We started our analyses by considering the stand-alone performance of a credit momentum spillover signal. For each month in the period from January 1994 to December 2016, we ranked all stocks in our universe (MSCI constituents and liquid off-benchmark names) for which we have both stock and bond return data available over the past 12 months (resulting in approximately 800 ranked companies on average).
The results confirm the notion that information from credit markets also matters for future stock returns: stocks from companies with a high credit momentum, as defined by 12-minus-1 month excess return, outperform low credit momentum stocks in the subsequent month.
Most equity momentum strategies do not include the most recent month to avoid the short-term reversal effect. Interestingly, our research shows that including the most recent month of credit returns leads to a stronger spillover signal. Inclusion of the most recent month of credit returns therefore improves the spillover effect.

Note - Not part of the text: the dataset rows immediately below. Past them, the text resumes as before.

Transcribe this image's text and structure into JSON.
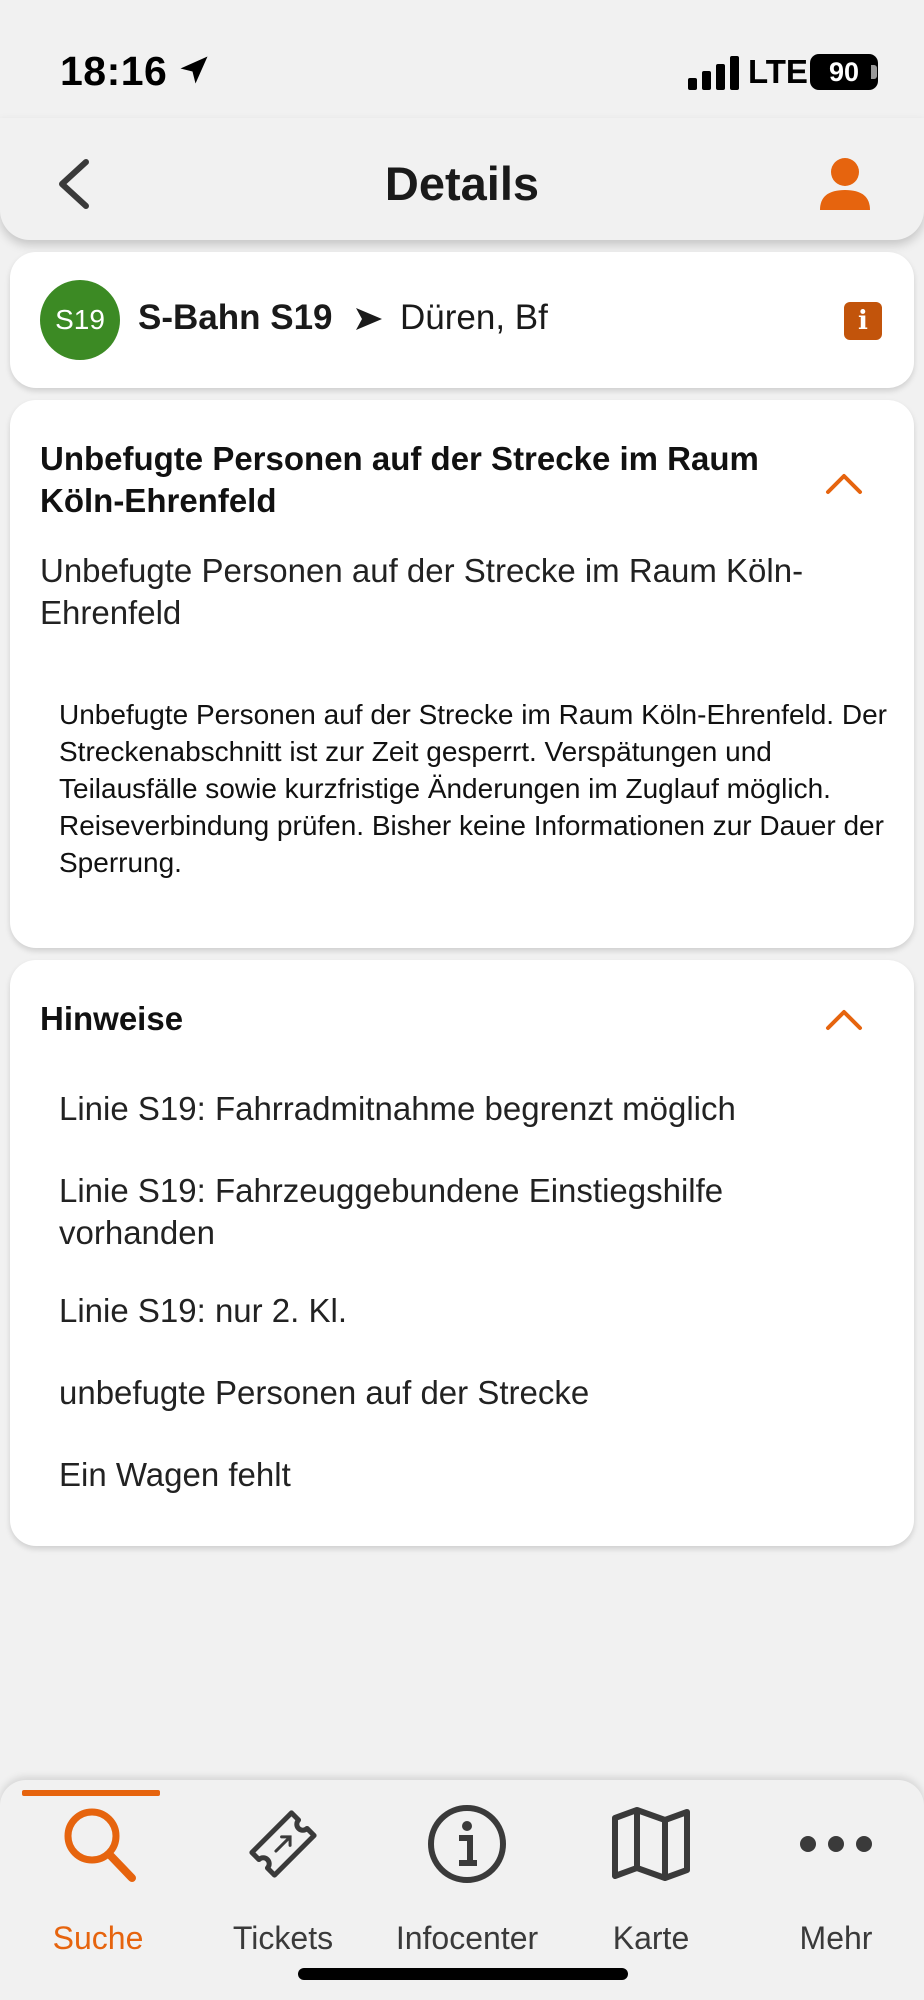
{
  "status_bar": {
    "time": "18:16",
    "network": "LTE",
    "battery": "90"
  },
  "header": {
    "title": "Details"
  },
  "line": {
    "badge": "S19",
    "badge_color": "#3c8a24",
    "name": "S-Bahn S19",
    "destination": "Düren, Bf",
    "info_icon": "i"
  },
  "disruption": {
    "title": "Unbefugte Personen auf der Strecke im Raum Köln-Ehrenfeld",
    "summary": "Unbefugte Personen auf der Strecke im Raum Köln-Ehrenfeld",
    "body": "Unbefugte Personen auf der Strecke im Raum Köln-Ehrenfeld. Der Streckenabschnitt ist zur Zeit gesperrt. Verspätungen und Teilausfälle sowie kurzfristige Änderungen im Zuglauf möglich. Reiseverbindung prüfen. Bisher keine Informationen zur Dauer der Sperrung."
  },
  "hints": {
    "title": "Hinweise",
    "items": [
      "Linie S19: Fahrradmitnahme begrenzt möglich",
      "Linie S19: Fahrzeuggebundene Einstiegshilfe vorhanden",
      "Linie S19: nur 2. Kl.",
      "unbefugte Personen auf der Strecke",
      "Ein Wagen fehlt"
    ]
  },
  "tabs": [
    {
      "label": "Suche",
      "icon": "search-icon",
      "active": true
    },
    {
      "label": "Tickets",
      "icon": "ticket-icon",
      "active": false
    },
    {
      "label": "Infocenter",
      "icon": "info-icon",
      "active": false
    },
    {
      "label": "Karte",
      "icon": "map-icon",
      "active": false
    },
    {
      "label": "Mehr",
      "icon": "more-icon",
      "active": false
    }
  ],
  "colors": {
    "accent": "#e6640e",
    "info_badge": "#c2540b",
    "background": "#f1f1f1"
  }
}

To the best of our knowledge, the academic evidence for the credit momentum spillover effect is limited to the United States. Our proprietary global credit database allows us to study the effect of credit momentum in European markets, as we have sufficient coverage in euro denominated bonds dating back to 2002. Our results, which can therefore also be seen as an out-of-sample test of existing academic work, show that the credit momentum effect is also present in Europe.
Even though equity and credit momentum factors are positively correlated, both signals provide unique information. We have performed a Fama-MacBeth (1973) regression analysis, regressing the individual one-month ahead stock returns on the past credit momentum values of a company and other characteristics, among which past equity momentum.

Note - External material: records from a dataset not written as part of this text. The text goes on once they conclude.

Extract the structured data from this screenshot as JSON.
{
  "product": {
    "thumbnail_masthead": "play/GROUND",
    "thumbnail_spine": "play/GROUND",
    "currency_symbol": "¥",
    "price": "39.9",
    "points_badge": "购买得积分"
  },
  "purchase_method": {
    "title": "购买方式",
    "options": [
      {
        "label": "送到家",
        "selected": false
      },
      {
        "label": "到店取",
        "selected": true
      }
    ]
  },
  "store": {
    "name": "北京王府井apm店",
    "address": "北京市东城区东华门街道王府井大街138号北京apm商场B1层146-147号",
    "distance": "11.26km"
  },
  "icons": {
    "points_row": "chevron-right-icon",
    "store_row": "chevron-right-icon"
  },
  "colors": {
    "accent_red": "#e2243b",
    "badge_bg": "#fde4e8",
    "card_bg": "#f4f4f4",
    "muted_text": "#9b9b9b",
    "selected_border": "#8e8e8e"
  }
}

The results of our regressions show that 12-month credit momentum has informational content above that contained in traditional equity momentum and that this added value comes from both the most recent month and the spillover signal over the rest of the past year.
Intuitively, it makes sense that equity and credit momentum give different information, as investors in both markets focus on different aspects of a company. The equity value of a company can theoretically increase without bounds, whereas the value of a corporate bond’s future cash flows will be limited. As a result, equity investors typically focus more on the upside potential of a company, while credit investors focus more on the downside, avoiding default risk.
Based on all research findings, we add credit momentum spillover to the momentum factor of all our quantitative stock selection models of the Core Quant, Conservative Equities and Factor Investing strategies as of the second quarter of this year. By combining price information from stock markets as well as credit markets, we move towards a ‘company momentum’ signal.